We have always been interested in “end of the world” scenarios, but also contemporary politics. Far-right and anti-immigrant ideologies are on the rise in Sweden, and we wanted to counter that in some way. One way in which we know we could attempt this was to have people experience just a tiny sliver of the life of a refugee for a short while. We didn’t believe that our larp would be anything close to the horrors that refugees encounter, but we hoped that giving players a tiny taste of the situation experienced right now by millions of people out there would give a better understanding of the hardships that war, and fleeing from war, can entail. We also wanted to make something that was “hardcore” in areas that usually go unchallenged at larps: like personal property, comfort, and basic stuff like food and sleeping quarters. And, finally, an aim of this project was to donate the proceeds of the larp to a Swedish organisation that helps refugees already rejected by the system: the paperless or underground refugees that are sometimes called “illegal.” This was our intent from the start, and something we were open about. In the end we managed to raise around €2,000 for that cause; an amount that we are very happy with.
I just can’t stop thinking of the events and feelings I experienced this weekend and the events and feelings that the real refugees experienced at the same time. It’s hard to grip. And there is more than one million refugees for every participant at the larp. I’d like to thank everyone for this larp that made me think and feel so much. Now I have to make something of those thoughts and feelings. What that will be I do not yet know.Martin Gerhardsson, participant
Credits: Sebastian Utbult, Olle Nyman, Erik Stormark, with the help of Karin Edman, Simon Svensson, Ida Eberg, Andreas Sigfridsson and others.
Date: May 8–10 & May 22–24, 2015.
Location: Rifallet, Sweden
Duration: Around 40 hours, plus workshop.
Participants: 40–45 per run (two runs total).
Participation Fee: €50–€250 depending on income.
Game Mechanics: Blunt weapons (representative), “phys-larping” violence, optional meta scene room, escalation/ de-escalation techniques, disease system, playing to lose, act structure.

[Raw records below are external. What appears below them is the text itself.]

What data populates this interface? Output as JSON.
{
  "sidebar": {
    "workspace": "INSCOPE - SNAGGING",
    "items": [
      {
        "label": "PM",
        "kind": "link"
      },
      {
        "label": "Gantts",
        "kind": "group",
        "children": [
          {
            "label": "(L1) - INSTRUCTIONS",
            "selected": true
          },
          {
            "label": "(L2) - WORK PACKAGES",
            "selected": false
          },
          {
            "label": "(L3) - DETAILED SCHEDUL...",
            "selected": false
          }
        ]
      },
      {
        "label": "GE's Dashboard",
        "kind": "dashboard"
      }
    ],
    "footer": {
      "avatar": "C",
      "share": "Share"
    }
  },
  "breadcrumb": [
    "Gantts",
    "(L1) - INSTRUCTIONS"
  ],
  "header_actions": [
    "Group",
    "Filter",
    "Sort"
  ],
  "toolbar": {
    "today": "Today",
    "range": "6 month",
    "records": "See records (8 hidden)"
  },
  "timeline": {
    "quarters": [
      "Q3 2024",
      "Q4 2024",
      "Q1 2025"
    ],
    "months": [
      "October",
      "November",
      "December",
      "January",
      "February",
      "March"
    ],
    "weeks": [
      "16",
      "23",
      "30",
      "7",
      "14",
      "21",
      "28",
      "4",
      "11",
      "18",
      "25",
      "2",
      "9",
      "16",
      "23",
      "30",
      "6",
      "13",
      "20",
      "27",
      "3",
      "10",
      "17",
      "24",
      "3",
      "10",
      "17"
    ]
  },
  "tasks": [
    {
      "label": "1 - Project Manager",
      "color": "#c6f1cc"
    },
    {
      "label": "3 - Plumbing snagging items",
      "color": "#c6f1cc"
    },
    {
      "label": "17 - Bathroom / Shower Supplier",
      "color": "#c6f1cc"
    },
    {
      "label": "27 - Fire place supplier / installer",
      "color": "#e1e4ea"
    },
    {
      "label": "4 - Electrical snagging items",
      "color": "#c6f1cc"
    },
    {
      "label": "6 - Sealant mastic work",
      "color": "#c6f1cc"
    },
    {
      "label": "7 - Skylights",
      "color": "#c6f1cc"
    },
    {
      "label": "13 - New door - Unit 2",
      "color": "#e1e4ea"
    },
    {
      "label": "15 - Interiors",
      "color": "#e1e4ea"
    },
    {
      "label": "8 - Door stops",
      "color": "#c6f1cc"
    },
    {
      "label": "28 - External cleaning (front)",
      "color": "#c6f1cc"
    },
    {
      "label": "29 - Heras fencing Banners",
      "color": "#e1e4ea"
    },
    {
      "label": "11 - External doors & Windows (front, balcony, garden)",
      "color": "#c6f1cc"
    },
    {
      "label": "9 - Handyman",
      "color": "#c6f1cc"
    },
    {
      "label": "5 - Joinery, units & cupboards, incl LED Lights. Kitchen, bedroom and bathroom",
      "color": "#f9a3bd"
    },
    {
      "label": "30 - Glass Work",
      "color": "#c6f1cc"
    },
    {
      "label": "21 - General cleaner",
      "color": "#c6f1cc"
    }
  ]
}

Cover photo: Refugees on the move (play, Sebastian Utbult). Other photos by Sebastian Utbult & Olle Nyman.